- Consider resilience needs in regulation. Companies in regulated sectors, such as water, electricity, and insurance need regulators to be forward-looking and open to companies making the case for more spending on resilience.
- Set up voluntary, public-private partnerships. Bring together government and business expertise to improve resilience planning.
- Executive summary of the report. Full report. Case studies.
- Business Resilience Workshop, March 24, 2015, Washington D.C.
- Climate Impacts and Resilience Workshop, July 26, 2014, Washington, D.C.
- The Executive Forum on Business and Climate, November 3-4, 2013.
- Workshop: Building Business Resilience to Extreme Weather and Climate Change, November 14, 2012, Washington, D.C.
- Business Resilience Webinar Series, September-December 2013.
- Environmental Forum article by Sara Kendall
- USA TODAY op-ed by National Grid US President Tom King and American Water CEO Jeff Sterba.
- Our Sept. 23, 2013, event at Climate Week NYC: agenda, photos, video interviews with speakers Preston Chiaro of Rio Tinto; Ken Daly of National Grid, New York; Alan Kreczko of The Hartford; and Lisa Shpritz of Bank of America.
- Our July 17, 2013 launch event: agenda, photos.
- Blog post: Weathering the Storm: How to build business resilience to climate change
- Press release on the report.
- Our 2008 study, “Adapting to Climate Change: A Business Approach," which outlined an initial screening framework for assessing risks.

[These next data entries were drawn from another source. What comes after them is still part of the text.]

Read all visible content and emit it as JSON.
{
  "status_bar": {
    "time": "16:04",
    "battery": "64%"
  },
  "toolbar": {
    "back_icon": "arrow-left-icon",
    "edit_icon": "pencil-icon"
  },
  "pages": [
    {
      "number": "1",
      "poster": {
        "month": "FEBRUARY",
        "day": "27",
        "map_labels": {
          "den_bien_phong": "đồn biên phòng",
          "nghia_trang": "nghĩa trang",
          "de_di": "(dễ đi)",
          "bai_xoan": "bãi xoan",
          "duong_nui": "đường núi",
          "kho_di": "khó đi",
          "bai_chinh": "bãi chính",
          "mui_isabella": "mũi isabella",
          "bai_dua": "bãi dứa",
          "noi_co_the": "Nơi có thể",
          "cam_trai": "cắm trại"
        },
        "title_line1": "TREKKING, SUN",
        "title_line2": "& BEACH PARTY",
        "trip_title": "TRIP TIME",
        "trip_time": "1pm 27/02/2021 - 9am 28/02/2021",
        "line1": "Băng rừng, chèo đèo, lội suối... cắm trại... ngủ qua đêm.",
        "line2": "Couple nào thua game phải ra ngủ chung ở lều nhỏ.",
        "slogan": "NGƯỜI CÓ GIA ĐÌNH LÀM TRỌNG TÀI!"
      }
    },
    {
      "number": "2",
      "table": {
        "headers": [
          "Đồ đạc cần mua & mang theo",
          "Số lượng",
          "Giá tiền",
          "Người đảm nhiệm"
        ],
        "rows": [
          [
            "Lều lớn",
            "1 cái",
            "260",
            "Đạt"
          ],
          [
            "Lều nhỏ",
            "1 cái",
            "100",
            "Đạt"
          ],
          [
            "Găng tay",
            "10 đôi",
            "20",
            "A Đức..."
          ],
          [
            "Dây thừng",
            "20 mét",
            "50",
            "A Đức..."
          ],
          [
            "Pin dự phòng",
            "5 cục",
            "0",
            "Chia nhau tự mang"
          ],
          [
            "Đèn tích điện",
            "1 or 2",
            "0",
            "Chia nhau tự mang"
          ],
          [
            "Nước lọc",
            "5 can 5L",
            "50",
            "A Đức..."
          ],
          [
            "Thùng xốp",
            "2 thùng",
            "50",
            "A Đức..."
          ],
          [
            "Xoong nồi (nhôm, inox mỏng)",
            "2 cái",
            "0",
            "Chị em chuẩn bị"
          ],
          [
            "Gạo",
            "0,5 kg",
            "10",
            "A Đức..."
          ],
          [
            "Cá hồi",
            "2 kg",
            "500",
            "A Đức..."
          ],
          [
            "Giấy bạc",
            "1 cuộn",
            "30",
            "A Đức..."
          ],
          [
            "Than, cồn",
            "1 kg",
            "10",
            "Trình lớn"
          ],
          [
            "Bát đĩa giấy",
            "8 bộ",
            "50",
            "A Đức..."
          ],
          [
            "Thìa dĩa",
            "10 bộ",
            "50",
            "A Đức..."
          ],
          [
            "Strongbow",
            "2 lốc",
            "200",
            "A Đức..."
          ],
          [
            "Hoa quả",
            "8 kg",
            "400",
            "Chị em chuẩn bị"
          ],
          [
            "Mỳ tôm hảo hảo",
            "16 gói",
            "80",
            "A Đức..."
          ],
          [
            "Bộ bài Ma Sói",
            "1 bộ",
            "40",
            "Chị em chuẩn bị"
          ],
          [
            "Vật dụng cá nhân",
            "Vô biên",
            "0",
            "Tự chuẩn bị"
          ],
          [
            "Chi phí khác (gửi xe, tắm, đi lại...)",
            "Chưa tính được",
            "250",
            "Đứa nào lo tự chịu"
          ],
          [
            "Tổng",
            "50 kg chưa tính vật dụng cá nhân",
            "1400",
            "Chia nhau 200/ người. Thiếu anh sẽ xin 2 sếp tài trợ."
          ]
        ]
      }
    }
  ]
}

C2ES would like to acknowledge Bank of America for its collaboration and generous financial support.
Video of our July 17, 2013, launch event
Introduction and high-level discussion
Discussion on emerging business resilience practices
Video of our Sept. 23, 2013, event at Climate Week NYC
Company Prespectives: Managing Climate Risk
Video of our Nov. 18, 2013, side event at the UN climate talks in Warsaw